[Opening Supplied material section]

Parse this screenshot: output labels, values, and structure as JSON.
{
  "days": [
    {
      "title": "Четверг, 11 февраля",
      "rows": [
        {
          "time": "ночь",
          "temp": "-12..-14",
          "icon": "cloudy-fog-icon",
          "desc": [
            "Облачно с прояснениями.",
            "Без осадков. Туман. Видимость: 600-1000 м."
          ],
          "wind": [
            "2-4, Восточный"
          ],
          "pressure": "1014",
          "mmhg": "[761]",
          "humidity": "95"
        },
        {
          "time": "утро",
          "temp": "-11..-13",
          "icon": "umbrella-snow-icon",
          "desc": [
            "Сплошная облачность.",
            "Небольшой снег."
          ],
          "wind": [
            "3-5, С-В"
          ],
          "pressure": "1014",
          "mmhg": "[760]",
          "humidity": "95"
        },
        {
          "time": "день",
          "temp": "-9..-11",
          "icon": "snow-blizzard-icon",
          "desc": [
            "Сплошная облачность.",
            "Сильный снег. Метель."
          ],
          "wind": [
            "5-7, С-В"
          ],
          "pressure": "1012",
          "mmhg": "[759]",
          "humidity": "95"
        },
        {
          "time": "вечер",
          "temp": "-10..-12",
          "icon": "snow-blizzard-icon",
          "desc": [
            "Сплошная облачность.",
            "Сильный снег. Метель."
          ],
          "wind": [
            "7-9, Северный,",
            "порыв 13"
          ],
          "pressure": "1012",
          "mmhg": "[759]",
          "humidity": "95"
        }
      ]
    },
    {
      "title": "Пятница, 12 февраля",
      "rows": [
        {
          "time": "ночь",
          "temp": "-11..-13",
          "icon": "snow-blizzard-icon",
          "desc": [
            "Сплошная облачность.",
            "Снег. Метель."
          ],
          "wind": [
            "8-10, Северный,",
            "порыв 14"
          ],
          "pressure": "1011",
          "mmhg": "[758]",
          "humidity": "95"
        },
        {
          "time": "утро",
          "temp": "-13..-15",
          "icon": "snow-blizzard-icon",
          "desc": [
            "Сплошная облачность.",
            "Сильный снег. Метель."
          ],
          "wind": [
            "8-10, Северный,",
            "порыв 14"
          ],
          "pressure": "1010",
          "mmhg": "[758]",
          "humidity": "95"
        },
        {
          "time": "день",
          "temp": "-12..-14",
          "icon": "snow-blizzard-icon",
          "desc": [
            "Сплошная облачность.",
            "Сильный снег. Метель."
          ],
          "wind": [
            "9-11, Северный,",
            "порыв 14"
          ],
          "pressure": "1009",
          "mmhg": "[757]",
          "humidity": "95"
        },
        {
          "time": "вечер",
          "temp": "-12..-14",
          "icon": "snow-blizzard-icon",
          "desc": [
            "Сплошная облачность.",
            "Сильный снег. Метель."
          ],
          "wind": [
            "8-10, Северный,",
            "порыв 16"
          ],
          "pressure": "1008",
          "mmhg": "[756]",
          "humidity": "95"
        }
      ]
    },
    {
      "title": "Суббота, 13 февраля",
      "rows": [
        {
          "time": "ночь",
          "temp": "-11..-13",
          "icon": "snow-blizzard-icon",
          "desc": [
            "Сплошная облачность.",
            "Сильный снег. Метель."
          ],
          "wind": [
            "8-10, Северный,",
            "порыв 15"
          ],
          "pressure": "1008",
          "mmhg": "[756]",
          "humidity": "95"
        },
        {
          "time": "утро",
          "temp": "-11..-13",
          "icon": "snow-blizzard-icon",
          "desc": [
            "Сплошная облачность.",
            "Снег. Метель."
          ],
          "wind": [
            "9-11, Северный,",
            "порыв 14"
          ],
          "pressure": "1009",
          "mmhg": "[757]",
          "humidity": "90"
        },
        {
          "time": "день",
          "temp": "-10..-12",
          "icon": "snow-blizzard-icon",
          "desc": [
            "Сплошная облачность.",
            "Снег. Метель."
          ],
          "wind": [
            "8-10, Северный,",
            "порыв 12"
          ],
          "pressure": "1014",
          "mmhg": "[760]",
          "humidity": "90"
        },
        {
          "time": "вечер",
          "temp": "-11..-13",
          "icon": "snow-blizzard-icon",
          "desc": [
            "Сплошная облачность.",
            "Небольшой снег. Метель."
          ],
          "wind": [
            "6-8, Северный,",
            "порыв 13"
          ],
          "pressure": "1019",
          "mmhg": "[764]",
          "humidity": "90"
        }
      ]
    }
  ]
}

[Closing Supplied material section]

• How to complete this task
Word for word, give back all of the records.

• Task output
Parse this screenshot: output labels, values, and structure as JSON.
{
  "days": [
    {
      "title": "Четверг, 11 февраля",
      "rows": [
        {
          "time": "ночь",
          "temp": "-12..-14",
          "icon": "cloudy-fog-icon",
          "desc": [
            "Облачно с прояснениями.",
            "Без осадков. Туман. Видимость: 600-1000 м."
          ],
          "wind": [
            "2-4, Восточный"
          ],
          "pressure": "1014",
          "mmhg": "[761]",
          "humidity": "95"
        },
        {
          "time": "утро",
          "temp": "-11..-13",
          "icon": "umbrella-snow-icon",
          "desc": [
            "Сплошная облачность.",
            "Небольшой снег."
          ],
          "wind": [
            "3-5, С-В"
          ],
          "pressure": "1014",
          "mmhg": "[760]",
          "humidity": "95"
        },
        {
          "time": "день",
          "temp": "-9..-11",
          "icon": "snow-blizzard-icon",
          "desc": [
            "Сплошная облачность.",
            "Сильный снег. Метель."
          ],
          "wind": [
            "5-7, С-В"
          ],
          "pressure": "1012",
          "mmhg": "[759]",
          "humidity": "95"
        },
        {
          "time": "вечер",
          "temp": "-10..-12",
          "icon": "snow-blizzard-icon",
          "desc": [
            "Сплошная облачность.",
            "Сильный снег. Метель."
          ],
          "wind": [
            "7-9, Северный,",
            "порыв 13"
          ],
          "pressure": "1012",
          "mmhg": "[759]",
          "humidity": "95"
        }
      ]
    },
    {
      "title": "Пятница, 12 февраля",
      "rows": [
        {
          "time": "ночь",
          "temp": "-11..-13",
          "icon": "snow-blizzard-icon",
          "desc": [
            "Сплошная облачность.",
            "Снег. Метель."
          ],
          "wind": [
            "8-10, Северный,",
            "порыв 14"
          ],
          "pressure": "1011",
          "mmhg": "[758]",
          "humidity": "95"
        },
        {
          "time": "утро",
          "temp": "-13..-15",
          "icon": "snow-blizzard-icon",
          "desc": [
            "Сплошная облачность.",
            "Сильный снег. Метель."
          ],
          "wind": [
            "8-10, Северный,",
            "порыв 14"
          ],
          "pressure": "1010",
          "mmhg": "[758]",
          "humidity": "95"
        },
        {
          "time": "день",
          "temp": "-12..-14",
          "icon": "snow-blizzard-icon",
          "desc": [
            "Сплошная облачность.",
            "Сильный снег. Метель."
          ],
          "wind": [
            "9-11, Северный,",
            "порыв 14"
          ],
          "pressure": "1009",
          "mmhg": "[757]",
          "humidity": "95"
        },
        {
          "time": "вечер",
          "temp": "-12..-14",
          "icon": "snow-blizzard-icon",
          "desc": [
            "Сплошная облачность.",
            "Сильный снег. Метель."
          ],
          "wind": [
            "8-10, Северный,",
            "порыв 16"
          ],
          "pressure": "1008",
          "mmhg": "[756]",
          "humidity": "95"
        }
      ]
    },
    {
      "title": "Суббота, 13 февраля",
      "rows": [
        {
          "time": "ночь",
          "temp": "-11..-13",
          "icon": "snow-blizzard-icon",
          "desc": [
            "Сплошная облачность.",
            "Сильный снег. Метель."
          ],
          "wind": [
            "8-10, Северный,",
            "порыв 15"
          ],
          "pressure": "1008",
          "mmhg": "[756]",
          "humidity": "95"
        },
        {
          "time": "утро",
          "temp": "-11..-13",
          "icon": "snow-blizzard-icon",
          "desc": [
            "Сплошная облачность.",
            "Снег. Метель."
          ],
          "wind": [
            "9-11, Северный,",
            "порыв 14"
          ],
          "pressure": "1009",
          "mmhg": "[757]",
          "humidity": "90"
        },
        {
          "time": "день",
          "temp": "-10..-12",
          "icon": "snow-blizzard-icon",
          "desc": [
            "Сплошная облачность.",
            "Снег. Метель."
          ],
          "wind": [
            "8-10, Северный,",
            "порыв 12"
          ],
          "pressure": "1014",
          "mmhg": "[760]",
          "humidity": "90"
        },
        {
          "time": "вечер",
          "temp": "-11..-13",
          "icon": "snow-blizzard-icon",
          "desc": [
            "Сплошная облачность.",
            "Небольшой снег. Метель."
          ],
          "wind": [
            "6-8, Северный,",
            "порыв 13"
          ],
          "pressure": "1019",
          "mmhg": "[764]",
          "humidity": "90"
        }
      ]
    }
  ]
}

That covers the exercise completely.